Two mighty corporations recently issued new dress codes, and they're brilliantly contradictory, casting light on how utterly clueless management is about what makes employees tick—or ticked-off.
The news is this: Barclays Bank wants its investment bankers to chill and dress down, while Newsweek is requiring staffers to button up. So the upshot is that stuffy Wall Streeters are encouraged to look like unscrubbed college kids—while rumpled-by-nature writers and editors must now dress like Brooks Brothers mannequins.
Here's a summary of Barclay's new dress code, according to CNBC.com:
The bank has recently put in place a policy of supercasual Fridays. Jeans, T-shirts and even sneakers are acceptable on Fridays. . . . The idea, apparently, is to make Barclays a better, cooler place to work. It's one of a number of initiatives the company is taking to make employees enjoy their workplace more.
As you might expect, some I-bankers can't get into the über casual thing. One Barclays banker tells CNBC: "I didn't become an investment banker to dress like a perpetual teenager." Another says to CNBC: "It's ridiculous. Please make them stop. It's like working at a start-up but without the IPO."
Newsweek, on the hand, would like to see its employees get more uptight. Reports Politico:
IBT [International Business Times, which now owns Newsweek] staff are required to follow a dress code that prohibitis denim jeans, sneakers and baseball caps, among other articles of clothing. "Open-toe sandals are not permitted." Hair must be [a] "natural color," and "well groomed." Staffers who do show up to work without meeting these requirements "will be asked to return home to change into suitable clothing."
To add to the ridiculousness, Newsweek now requires journalists to perform an additional unnatural act: refrain from being negative. Politico reports:
Employees may also be terminated for a "negative attitude or behavior that is not contributing to a harmonious working relationship with fellow employees," according to the handbook.
If you can't go around making disparaging remarks about the clowns coming out with these ridiculous rules, what's the point of going into a field like journalism? Aren't writers paid to be royal pains in the butt?
But I digress. Let's get back to Newsweek's dress code. How can anyone seriously ban sneakers, jeans, and all that sloppy-chic stuff at a news organization? And the prohibition against open-toe shoe—what era is that from? Even in Corporate America, open-toe shoes have gained some acceptance.

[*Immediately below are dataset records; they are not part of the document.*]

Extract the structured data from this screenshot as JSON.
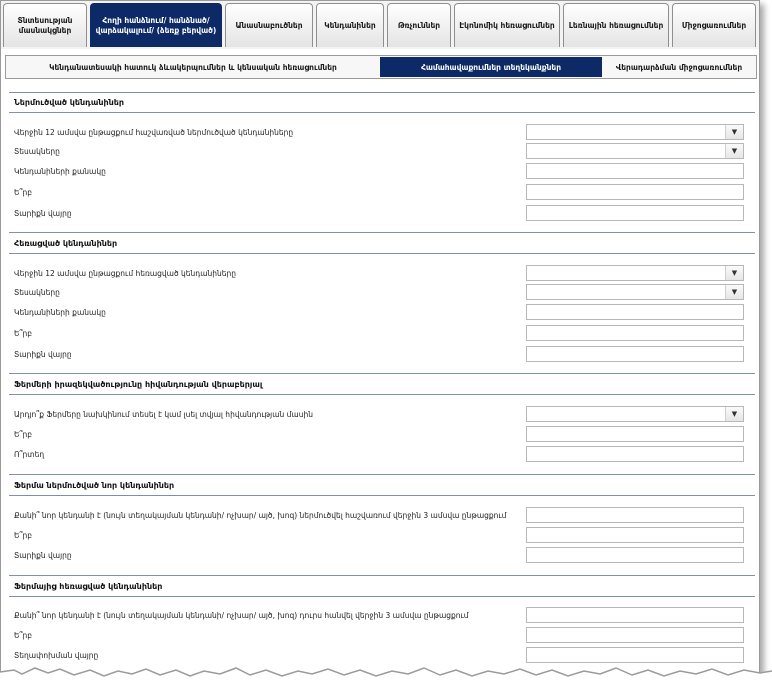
{
  "tabs": [
    {
      "label": "Տնտեսության մասնակցներ"
    },
    {
      "label": "Հողի հանձնում/ հանձնած/ վարձակալում/ (ձեռք բերված)",
      "active": true
    },
    {
      "label": "Անասնաբուծներ"
    },
    {
      "label": "Կենդանիներ"
    },
    {
      "label": "Թռչուններ"
    },
    {
      "label": "Էկոնոմիկ հեռացումներ"
    },
    {
      "label": "Լեռնային հեռացումներ"
    },
    {
      "label": "Միջոցառումներ"
    }
  ],
  "subtabs": [
    {
      "label": "Կենդանատեսակի հատուկ ձևակերպումներ և կենսական հեռացումներ"
    },
    {
      "label": "Համահավաքումներ տեղեկանքներ",
      "active": true
    },
    {
      "label": "Վերադարձման միջոցառումներ"
    }
  ],
  "sections": [
    {
      "title": "Ներմուծված կենդանիներ",
      "rows": [
        {
          "label": "Վերջին 12 ամսվա ընթացքում հաշվառված ներմուծված կենդանիները",
          "type": "select",
          "value": ""
        },
        {
          "label": "Տեսակները",
          "type": "select",
          "value": ""
        },
        {
          "label": "Կենդանիների քանակը",
          "type": "input",
          "value": ""
        },
        {
          "label": "Ե՞րբ",
          "type": "input",
          "value": ""
        },
        {
          "label": "Տարիքն վայրը",
          "type": "input",
          "value": ""
        }
      ]
    },
    {
      "title": "Հեռացված կենդանիներ",
      "rows": [
        {
          "label": "Վերջին 12 ամսվա ընթացքում հեռացված կենդանիները",
          "type": "select",
          "value": ""
        },
        {
          "label": "Տեսակները",
          "type": "select",
          "value": ""
        },
        {
          "label": "Կենդանիների քանակը",
          "type": "input",
          "value": ""
        },
        {
          "label": "Ե՞րբ",
          "type": "input",
          "value": ""
        },
        {
          "label": "Տարիքն վայրը",
          "type": "input",
          "value": ""
        }
      ]
    },
    {
      "title": "Ֆերմերի իրազեկվածությունը հիվանդության վերաբերյալ",
      "rows": [
        {
          "label": "Արդյո՞ք Ֆերմերը նախկինում տեսել է կամ լսել տվյալ հիվանդության մասին",
          "type": "select",
          "value": ""
        },
        {
          "label": "Ե՞րբ",
          "type": "input",
          "value": ""
        },
        {
          "label": "Ո՞րտեղ",
          "type": "input",
          "value": ""
        }
      ]
    },
    {
      "title": "Ֆերմա ներմուծված նոր կենդանիներ",
      "rows": [
        {
          "label": "Քանի՞ նոր կենդանի է (նույն տեղակայման կենդանի/ ոչխար/ այծ, խոզ) ներմուծվել հաշվառում վերջին 3 ամսվա ընթացքում",
          "type": "input",
          "value": ""
        },
        {
          "label": "Ե՞րբ",
          "type": "input",
          "value": ""
        },
        {
          "label": "Տարիքն վայրը",
          "type": "input",
          "value": ""
        }
      ]
    },
    {
      "title": "Ֆերմայից հեռացված կենդանիներ",
      "rows": [
        {
          "label": "Քանի՞ նոր կենդանի է (նույն տեղակայման կենդանի/ ոչխար/ այծ, խոզ) դուրս հանվել վերջին 3 ամսվա ընթացքում",
          "type": "input",
          "value": ""
        },
        {
          "label": "Ե՞րբ",
          "type": "input",
          "value": ""
        },
        {
          "label": "Տեղափոխման վայրը",
          "type": "input",
          "value": ""
        }
      ]
    }
  ],
  "icons": {
    "dropdown": "chevron-down-icon"
  }
}
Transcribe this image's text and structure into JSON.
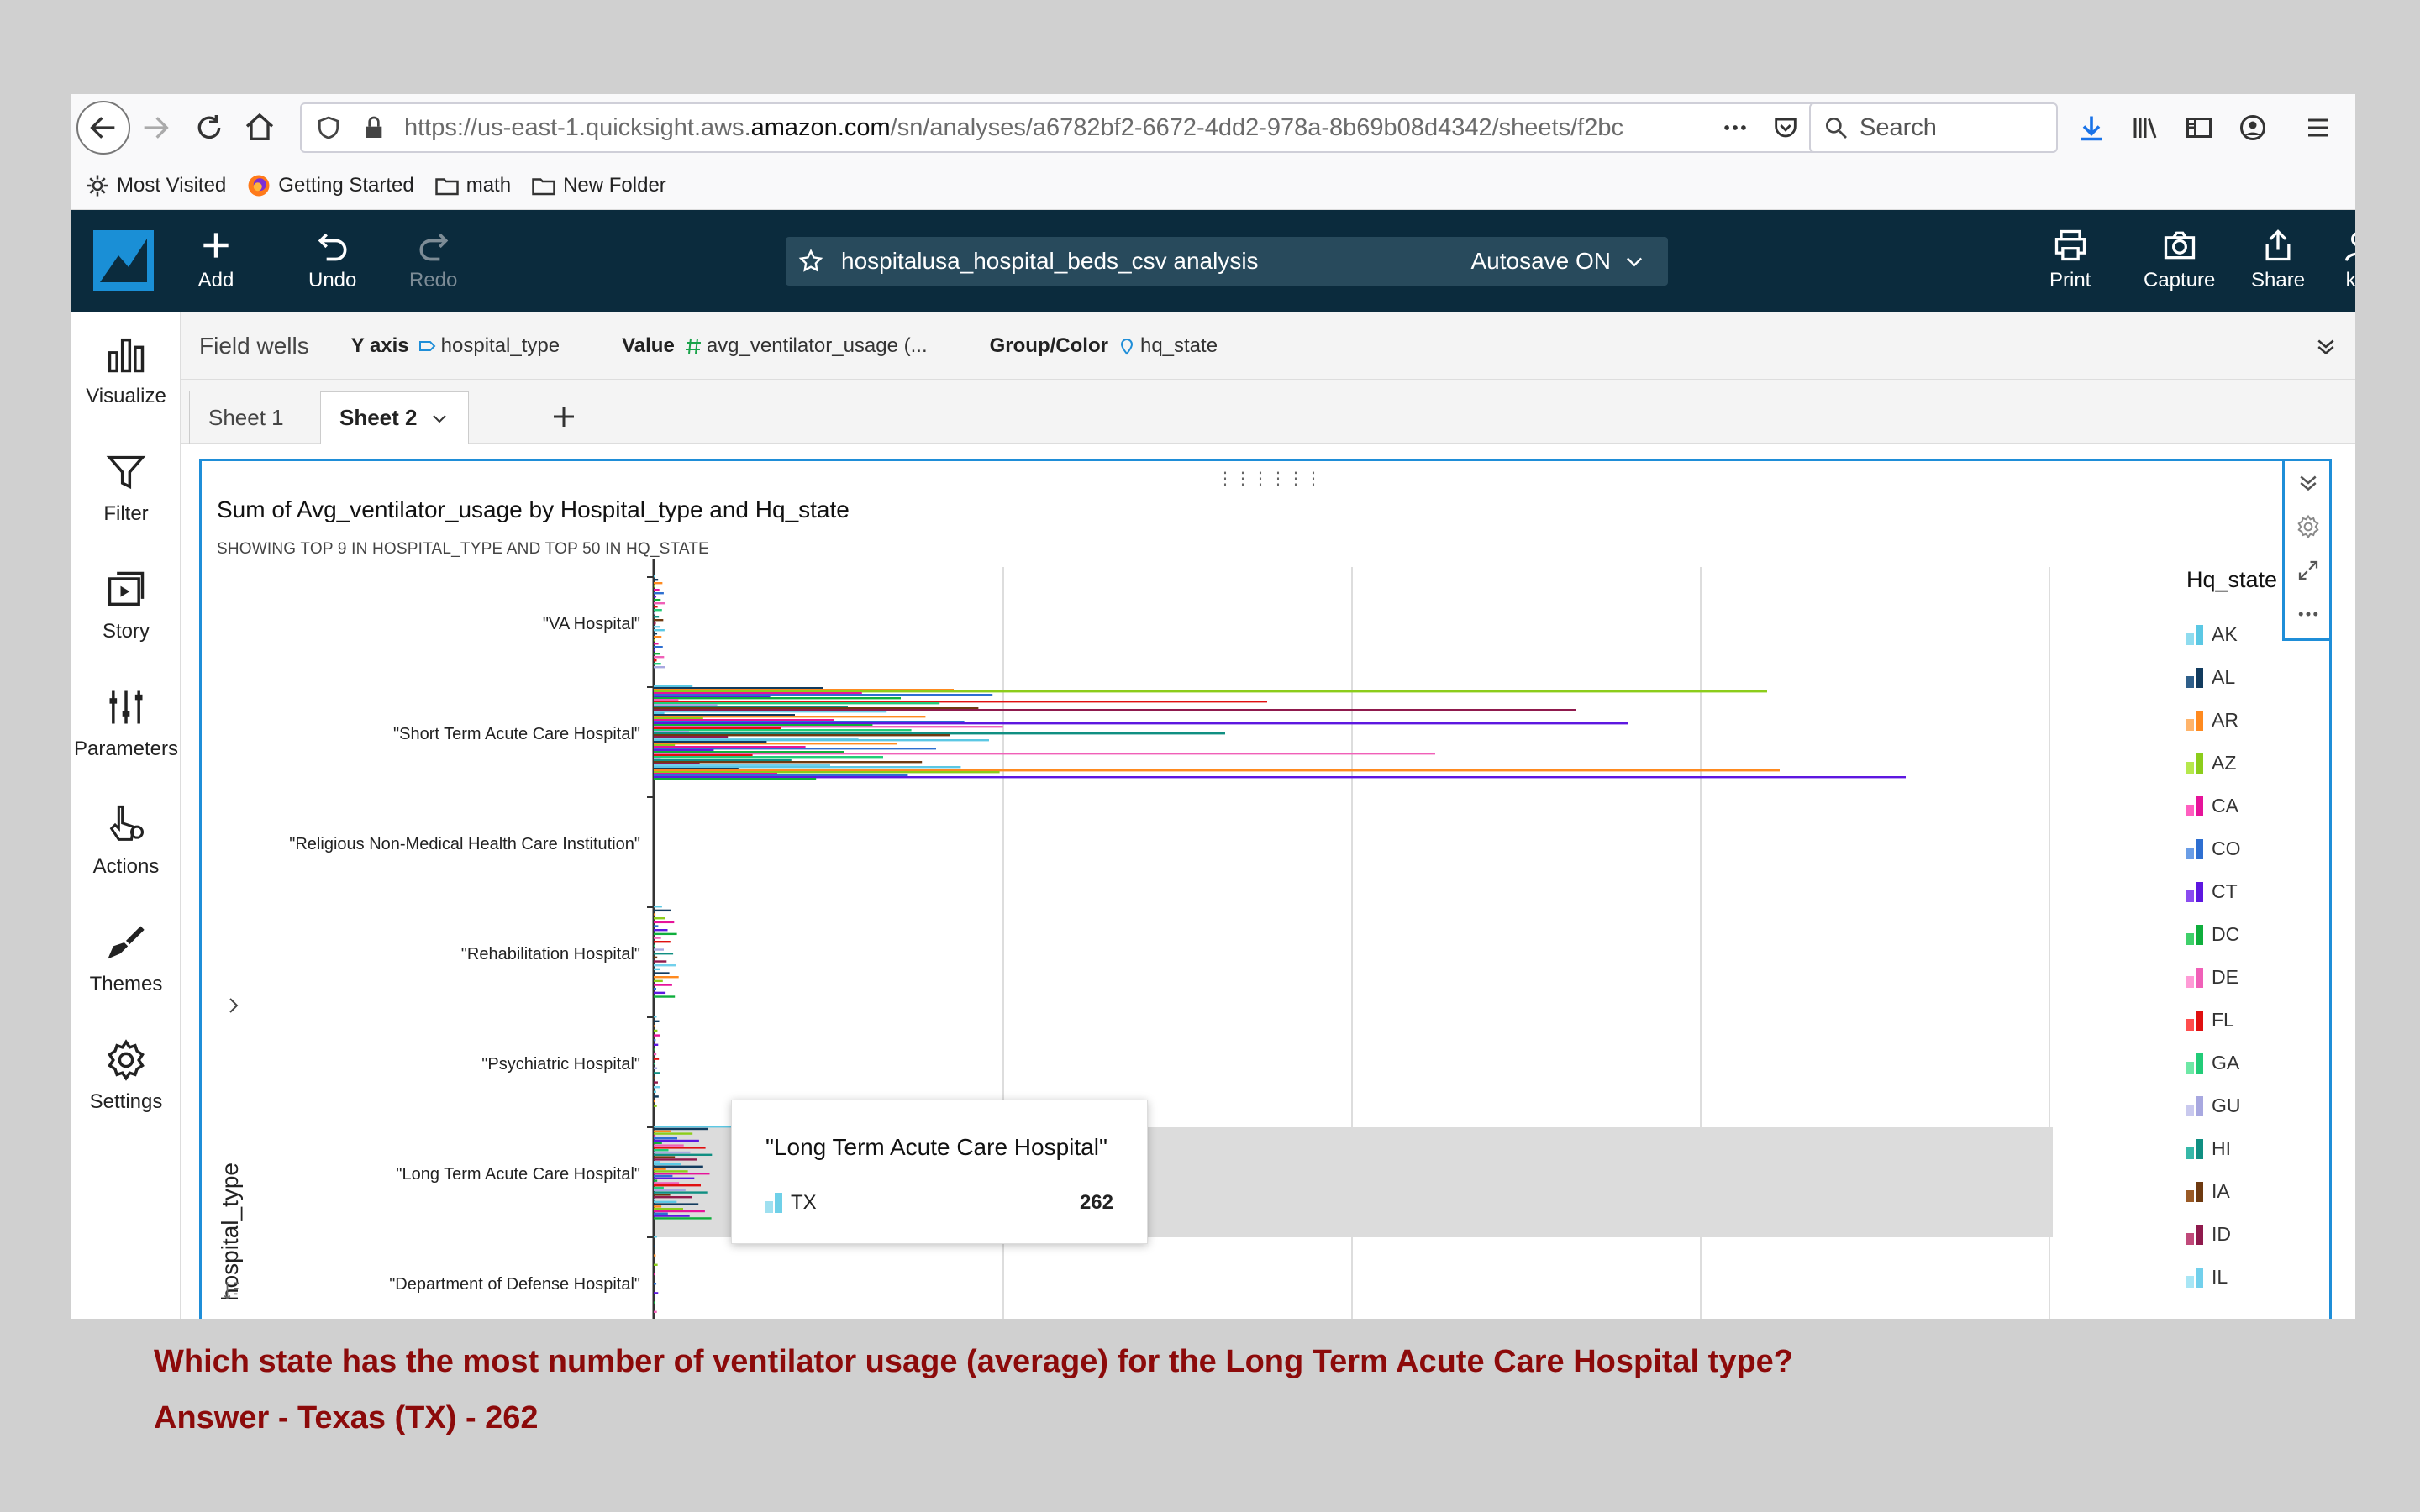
{
  "browser": {
    "url_prefix": "https://us-east-1.quicksight.aws.",
    "url_domain": "amazon.com",
    "url_rest": "/sn/analyses/a6782bf2-6672-4dd2-978a-8b69b08d4342/sheets/f2bc",
    "search_placeholder": "Search"
  },
  "bookmarks": [
    "Most Visited",
    "Getting Started",
    "math",
    "New Folder"
  ],
  "app": {
    "add": "Add",
    "undo": "Undo",
    "redo": "Redo",
    "analysis_title": "hospitalusa_hospital_beds_csv analysis",
    "autosave": "Autosave ON",
    "print": "Print",
    "capture": "Capture",
    "share": "Share",
    "user": "kla"
  },
  "left_panel": [
    "Visualize",
    "Filter",
    "Story",
    "Parameters",
    "Actions",
    "Themes",
    "Settings"
  ],
  "field_wells": {
    "label": "Field wells",
    "y_axis_key": "Y axis",
    "y_axis_val": "hospital_type",
    "value_key": "Value",
    "value_val": "avg_ventilator_usage (...",
    "group_key": "Group/Color",
    "group_val": "hq_state"
  },
  "tabs": [
    "Sheet 1",
    "Sheet 2"
  ],
  "visual": {
    "title": "Sum of Avg_ventilator_usage by Hospital_type and Hq_state",
    "subtitle": "SHOWING TOP 9 IN HOSPITAL_TYPE AND TOP 50 IN HQ_STATE",
    "y_title": "hospital_type",
    "legend_title": "Hq_state",
    "tooltip": {
      "category": "\"Long Term Acute Care Hospital\"",
      "state": "TX",
      "value": "262",
      "color": "#6fd0e8"
    }
  },
  "chart_data": {
    "type": "bar",
    "orientation": "horizontal",
    "categories": [
      "\"VA Hospital\"",
      "\"Short Term Acute Care Hospital\"",
      "\"Religious Non-Medical Health Care Institution\"",
      "\"Rehabilitation Hospital\"",
      "\"Psychiatric Hospital\"",
      "\"Long Term Acute Care Hospital\"",
      "\"Department of Defense Hospital\""
    ],
    "highlighted_category": "\"Long Term Acute Care Hospital\"",
    "legend": [
      {
        "name": "AK",
        "c1": "#8fdcef",
        "c2": "#5bc8e4"
      },
      {
        "name": "AL",
        "c1": "#2f5f8a",
        "c2": "#123b5e"
      },
      {
        "name": "AR",
        "c1": "#ffb46b",
        "c2": "#ff8a1f"
      },
      {
        "name": "AZ",
        "c1": "#b6e84d",
        "c2": "#8ccd1b"
      },
      {
        "name": "CA",
        "c1": "#ff5fc0",
        "c2": "#e6139a"
      },
      {
        "name": "CO",
        "c1": "#6a9de6",
        "c2": "#2e6fd1"
      },
      {
        "name": "CT",
        "c1": "#8a4cf0",
        "c2": "#5d17e0"
      },
      {
        "name": "DC",
        "c1": "#3fd06a",
        "c2": "#0fae3c"
      },
      {
        "name": "DE",
        "c1": "#ff9bd6",
        "c2": "#f060b8"
      },
      {
        "name": "FL",
        "c1": "#ff4d4d",
        "c2": "#e01010"
      },
      {
        "name": "GA",
        "c1": "#6ee8a6",
        "c2": "#22cc78"
      },
      {
        "name": "GU",
        "c1": "#c9c9ee",
        "c2": "#a8a8e0"
      },
      {
        "name": "HI",
        "c1": "#36b8a8",
        "c2": "#108f82"
      },
      {
        "name": "IA",
        "c1": "#9a5a25",
        "c2": "#6e3a10"
      },
      {
        "name": "ID",
        "c1": "#c04a7a",
        "c2": "#8f1a4d"
      },
      {
        "name": "IL",
        "c1": "#a8e6f5",
        "c2": "#72d0ec"
      }
    ]
  },
  "question": "Which state has the most number of ventilator usage (average)  for the Long Term Acute Care Hospital type?",
  "answer": "Answer - Texas (TX) - 262"
}
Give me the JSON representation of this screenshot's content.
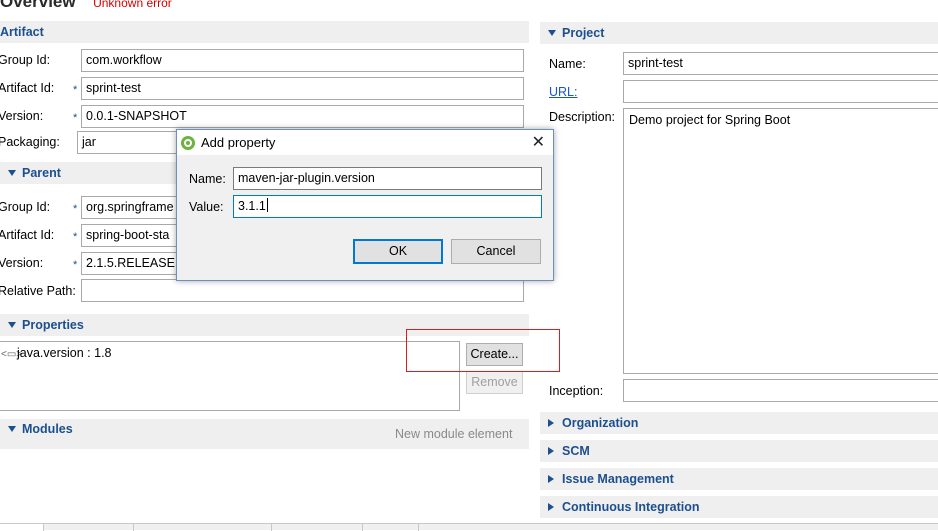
{
  "page": {
    "title": "Overview",
    "error": "Unknown error"
  },
  "artifact": {
    "header": "Artifact",
    "group_id_label": "Group Id:",
    "group_id": "com.workflow",
    "artifact_id_label": "Artifact Id:",
    "artifact_id": "sprint-test",
    "version_label": "Version:",
    "version": "0.0.1-SNAPSHOT",
    "packaging_label": "Packaging:",
    "packaging": "jar"
  },
  "parent": {
    "header": "Parent",
    "group_id_label": "Group Id:",
    "group_id": "org.springframe",
    "artifact_id_label": "Artifact Id:",
    "artifact_id": "spring-boot-sta",
    "version_label": "Version:",
    "version": "2.1.5.RELEASE",
    "relative_path_label": "Relative Path:",
    "relative_path": ""
  },
  "properties": {
    "header": "Properties",
    "items": [
      {
        "label": "java.version : 1.8",
        "icon": "property-icon"
      }
    ],
    "create_label": "Create...",
    "remove_label": "Remove"
  },
  "modules": {
    "header": "Modules",
    "new_label": "New module element"
  },
  "project": {
    "header": "Project",
    "name_label": "Name:",
    "name": "sprint-test",
    "url_label": "URL:",
    "url": "",
    "description_label": "Description:",
    "description": "Demo project for Spring Boot",
    "inception_label": "Inception:",
    "inception": ""
  },
  "collapsed_sections": [
    "Organization",
    "SCM",
    "Issue Management",
    "Continuous Integration"
  ],
  "dialog": {
    "title": "Add property",
    "name_label": "Name:",
    "name_value": "maven-jar-plugin.version",
    "value_label": "Value:",
    "value_value": "3.1.1",
    "ok_label": "OK",
    "cancel_label": "Cancel",
    "close_icon": "close-icon",
    "app_icon": "spring-leaf-icon"
  },
  "colors": {
    "section_header": "#1c4f8f",
    "error": "#d40000",
    "highlight_box": "#d42020",
    "focus": "#0078d7"
  }
}
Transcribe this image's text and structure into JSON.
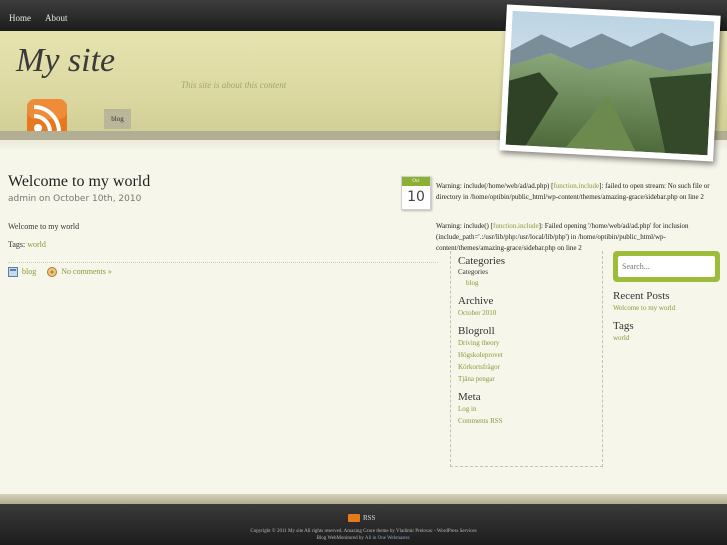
{
  "nav": {
    "home": "Home",
    "about": "About"
  },
  "header": {
    "title": "My site",
    "tagline": "This site is about this content",
    "category_tab": "blog"
  },
  "post": {
    "title": "Welcome to my world",
    "meta": "admin on October 10th, 2010",
    "body": "Welcome to my world",
    "tags_label": "Tags:",
    "tag": "world",
    "category": "blog",
    "comments": "No comments »",
    "date_month": "Oct",
    "date_day": "10"
  },
  "warnings": {
    "w1_prefix": "Warning: include(/home/web/ad/ad.php) [",
    "w1_link": "function.include",
    "w1_suffix": "]: failed to open stream: No such file or directory in /home/optibin/public_html/wp-content/themes/amazing-grace/sidebar.php on line 2",
    "w2_prefix": "Warning: include() [",
    "w2_link": "function.include",
    "w2_suffix": "]: Failed opening '/home/web/ad/ad.php' for inclusion (include_path='.:/usr/lib/php:/usr/local/lib/php') in /home/optibin/public_html/wp-content/themes/amazing-grace/sidebar.php on line 2"
  },
  "sidebar": {
    "categories_head": "Categories",
    "categories_sub": "Categories",
    "categories_item": "blog",
    "archive_head": "Archive",
    "archive_item": "October 2010",
    "blogroll_head": "Blogroll",
    "blogroll_items": [
      "Driving theory",
      "Högskoleprovet",
      "Körkortsfrågor",
      "Tjäna pengar"
    ],
    "meta_head": "Meta",
    "meta_items": [
      "Log in",
      "Comments RSS"
    ],
    "search_placeholder": "Search...",
    "recent_head": "Recent Posts",
    "recent_item": "Welcome to my world",
    "tags_head": "Tags",
    "tags_item": "world"
  },
  "footer": {
    "rss": "RSS",
    "copyright": "Copyright © 2011 My site  All rights reserved. Amazing Grace theme by Vladimir Prelovac - WordPress Services",
    "monitored_prefix": "Blog WebMonitored by",
    "monitored_link": "All in One Webmaster."
  },
  "colors": {
    "accent": "#8a9a3c",
    "search_frame": "#9ebc3c",
    "topbar": "#2a2a2a"
  }
}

All of this points to a severe identity crisis in the workplace. I only hope that law firms don't fall into the same trap and start aspiring to be hip and cool. So here's a refresher: Bankers and lawyers should not look relaxed. They're suppose to be tense and uncomfortable.
Hey, why battle nature?
E-mail Vivia Chen: firstname.lastname@example.org Follow her on Twitter: https://twitter.com/lawcareerist